The MK III is deceptive. While boasting a powerful ABV and a wide swath of hops, the aroma is subtle. In the infinite wisdom of guided probability, brew-bot has designed a beer that it to be tasted.
Despite a respectable amount of hops being added in the boil, bitterness doesn’t overpower the core malt flavor. Instead, it leaves a pleasant zesty taste and feel in the mouth that nicely covers the respectable alcohol content. The malt flavors come strong in the beginning, and nicely roll through each of the hop profiles. Much like a well-done macchiato, the bitter and sweet flavors compliment each other perfectly.
When I put this in the fermenter, I had a horrific lapse in judgement and assumed brew-bot had made a mistake and that the beer was too dark; however, upon pouring my first glass, I quickly realized I was in the wrong. True to form, brew-bot made a red ale that refracts light beautifully.
This is a very strong IPA base, and one that I’d like to work with going forward. I believe it’d be compatible to bash together with the Four Horsemen recipe, and it gives me plenty of ideas for new brew-bot settings. For an odd experiment, the results are delicious.
It smells like you might expect a red ale to smell. Interestingly, I expected a far more pronounced hop profile, based on the hop schedule it had. That said, it isn’t unpleasant in anyway. It also smells a little hot to me, as in, perhaps a higher ABV than I would’ve expected from the style.
At its core, this is still a malt-forward beer. There is also a lingering flavor that homebrewers will immediately recognize: extract. This isn’t a knock on the beer itself, the extract-specific flavor (Rye, in this case) comes through a bit adding sweetness and booziness on the palate.
Bitter and sweet, but never bittersweet. This is a complex drinker, and one I rather enjoy. Rye not have another?
This is a dark red, mahogany almost. It is clear-ish, with no floaters or cloudiness, but a depth that gives soul to the heartless machine that made it (brew bot, not Nick).
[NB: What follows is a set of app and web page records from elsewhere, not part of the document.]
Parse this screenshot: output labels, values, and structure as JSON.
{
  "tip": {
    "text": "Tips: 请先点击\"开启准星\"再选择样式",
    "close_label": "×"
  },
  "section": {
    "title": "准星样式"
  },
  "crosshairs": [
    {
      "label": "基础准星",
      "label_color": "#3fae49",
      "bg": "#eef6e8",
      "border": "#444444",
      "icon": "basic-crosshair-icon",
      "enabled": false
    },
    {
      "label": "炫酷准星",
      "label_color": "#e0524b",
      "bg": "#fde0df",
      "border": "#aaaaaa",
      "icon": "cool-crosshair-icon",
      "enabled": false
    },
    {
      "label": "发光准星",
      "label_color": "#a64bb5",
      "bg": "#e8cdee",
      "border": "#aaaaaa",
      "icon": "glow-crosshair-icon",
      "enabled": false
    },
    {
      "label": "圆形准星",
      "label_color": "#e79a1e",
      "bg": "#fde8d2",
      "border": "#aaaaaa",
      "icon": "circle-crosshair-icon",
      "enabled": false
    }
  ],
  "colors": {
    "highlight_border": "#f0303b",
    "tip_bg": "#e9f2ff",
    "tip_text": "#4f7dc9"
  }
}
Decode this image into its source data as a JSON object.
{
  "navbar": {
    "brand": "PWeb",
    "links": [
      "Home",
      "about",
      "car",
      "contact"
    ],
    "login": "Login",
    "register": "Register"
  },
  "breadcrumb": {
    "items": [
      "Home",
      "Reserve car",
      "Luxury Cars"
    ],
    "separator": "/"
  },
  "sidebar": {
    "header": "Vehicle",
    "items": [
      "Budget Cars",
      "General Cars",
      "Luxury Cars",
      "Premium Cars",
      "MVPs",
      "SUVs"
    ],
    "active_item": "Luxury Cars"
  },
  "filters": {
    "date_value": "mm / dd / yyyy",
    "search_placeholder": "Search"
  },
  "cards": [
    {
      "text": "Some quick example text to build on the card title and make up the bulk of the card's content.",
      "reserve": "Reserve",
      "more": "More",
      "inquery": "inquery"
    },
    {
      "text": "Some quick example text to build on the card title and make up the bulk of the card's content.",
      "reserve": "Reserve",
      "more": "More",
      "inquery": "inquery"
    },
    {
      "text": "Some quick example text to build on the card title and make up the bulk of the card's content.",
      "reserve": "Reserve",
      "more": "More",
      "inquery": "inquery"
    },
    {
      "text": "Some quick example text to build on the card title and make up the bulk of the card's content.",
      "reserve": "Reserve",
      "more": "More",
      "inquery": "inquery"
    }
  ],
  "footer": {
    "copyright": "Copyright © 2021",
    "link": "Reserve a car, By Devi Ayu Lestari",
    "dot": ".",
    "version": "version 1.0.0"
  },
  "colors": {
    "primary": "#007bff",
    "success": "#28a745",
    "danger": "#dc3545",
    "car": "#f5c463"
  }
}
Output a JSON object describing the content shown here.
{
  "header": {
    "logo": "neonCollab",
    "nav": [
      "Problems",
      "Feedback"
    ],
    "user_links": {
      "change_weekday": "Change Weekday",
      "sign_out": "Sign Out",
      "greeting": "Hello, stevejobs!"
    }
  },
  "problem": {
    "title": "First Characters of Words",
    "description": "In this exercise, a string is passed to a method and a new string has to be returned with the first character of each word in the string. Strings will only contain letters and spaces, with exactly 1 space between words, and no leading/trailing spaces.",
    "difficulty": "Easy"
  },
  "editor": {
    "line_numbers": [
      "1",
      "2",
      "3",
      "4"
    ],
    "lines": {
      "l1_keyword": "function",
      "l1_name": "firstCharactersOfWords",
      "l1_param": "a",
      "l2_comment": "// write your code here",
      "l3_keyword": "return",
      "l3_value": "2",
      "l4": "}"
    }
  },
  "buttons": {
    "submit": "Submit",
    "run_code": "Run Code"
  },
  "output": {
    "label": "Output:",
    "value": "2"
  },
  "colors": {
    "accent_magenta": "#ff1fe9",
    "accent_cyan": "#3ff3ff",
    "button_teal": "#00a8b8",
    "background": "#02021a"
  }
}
A computer made this, and Nick made the computer. He should be proud of his work here and I intend on drinking my fair share of this keg. I imagine that the bot will only get better, and I might even consider tweaking this recipe for myself in the future. I have no doubt that we won’t need to play “kick the keg” with this one, as it shouldn’t be in there too long anyway.